DOE-HDBK-1019/2-93 Reactor Theory (Nuclear Parameters)
As discussed in the previous module, a moderator possesses specific desirable characteristics.
(a) large neutron scattering cross section
(b) low neutron absorption cross section
(c) large neutron energy loss per collision
With the exception of the Liquid Metal Fast Breeder Reactor (LMFBR), the remaining major
reactor types that are currently employed use moderating materials to reduce fission neutron
energies to the thermal range. Light moderators (composed of light nuclei) are found to be more
effective than heavy moderators because the light moderator removes more energy per collision
than a heavy moderator. Therefore, the neutrons reach thermal energy more rapidly and they are
less likely to be lost through resonance absorption.
As discussed in a previous module, the ability of a given material to slow down neutrons is
referred to as the macroscopic slowing down power (MSDP) and is defined as the product of
the logarithmic energy decrement per collision (x) times the macroscopic scattering cross section
for neutrons as follows.
MS DP x Ss
Macroscopic slowing down power indicates how rapidly slowing down occurs in the material
in question, but it does not completely define the effectiveness of the material as a moderator.
An element such as boron has a high logarithmic energy decrement and a good slowing down
power, but is a poor moderator. It is a poor moderator because of its high probability of

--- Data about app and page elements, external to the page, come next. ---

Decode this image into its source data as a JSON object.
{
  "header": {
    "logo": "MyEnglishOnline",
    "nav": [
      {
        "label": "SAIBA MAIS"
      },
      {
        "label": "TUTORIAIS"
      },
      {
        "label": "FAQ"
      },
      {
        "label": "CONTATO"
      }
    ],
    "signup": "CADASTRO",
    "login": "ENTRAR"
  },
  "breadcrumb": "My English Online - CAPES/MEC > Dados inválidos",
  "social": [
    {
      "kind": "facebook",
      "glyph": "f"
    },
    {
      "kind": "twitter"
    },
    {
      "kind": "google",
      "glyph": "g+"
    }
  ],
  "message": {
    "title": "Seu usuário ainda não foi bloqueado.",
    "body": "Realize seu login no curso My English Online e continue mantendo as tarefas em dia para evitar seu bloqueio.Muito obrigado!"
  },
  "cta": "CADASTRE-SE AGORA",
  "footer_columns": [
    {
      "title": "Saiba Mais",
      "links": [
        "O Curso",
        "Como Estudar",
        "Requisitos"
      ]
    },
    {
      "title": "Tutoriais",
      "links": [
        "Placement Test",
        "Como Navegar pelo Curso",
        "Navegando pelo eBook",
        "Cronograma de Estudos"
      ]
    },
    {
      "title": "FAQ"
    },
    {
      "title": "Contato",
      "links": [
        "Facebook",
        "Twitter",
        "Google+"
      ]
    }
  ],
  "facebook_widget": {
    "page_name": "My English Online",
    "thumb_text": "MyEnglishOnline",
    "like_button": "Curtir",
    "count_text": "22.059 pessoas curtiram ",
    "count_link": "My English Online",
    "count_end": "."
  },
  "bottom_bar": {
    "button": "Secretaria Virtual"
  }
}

absorbing neutrons, and may be accounted for by dividing the macroscopic slowing down power
by the macroscopic absorption cross section. This relationship is called the moderating ratio
The moderating ratio is merely the ratio of slowing down power to the macroscopic absorption
cross section. The higher the moderating ratio, the more effectively the material performs as a
Another ratio, the moderator-to-fuel ratio (Nm/Nu), is very important in the discussion of
moderators. As the reactor designer increases the amount of moderator in the core (that is,
Nm/Nu increases), neutron leakage decreases. Neutron absorption in the moderator (Sma ) increases
and causes a decrease in the thermal utilization factor. Having insufficient moderator in the core
(that is, Nm/Nu decreases) causes an increase in slowing down time and results in a greater loss
of neutrons by resonance absorption. This also causes an increase in neutron leakage. The
effects of varying the moderator-to-fuel ratio on the thermal utilization factor and the resonance
probability are shown in Figure 2.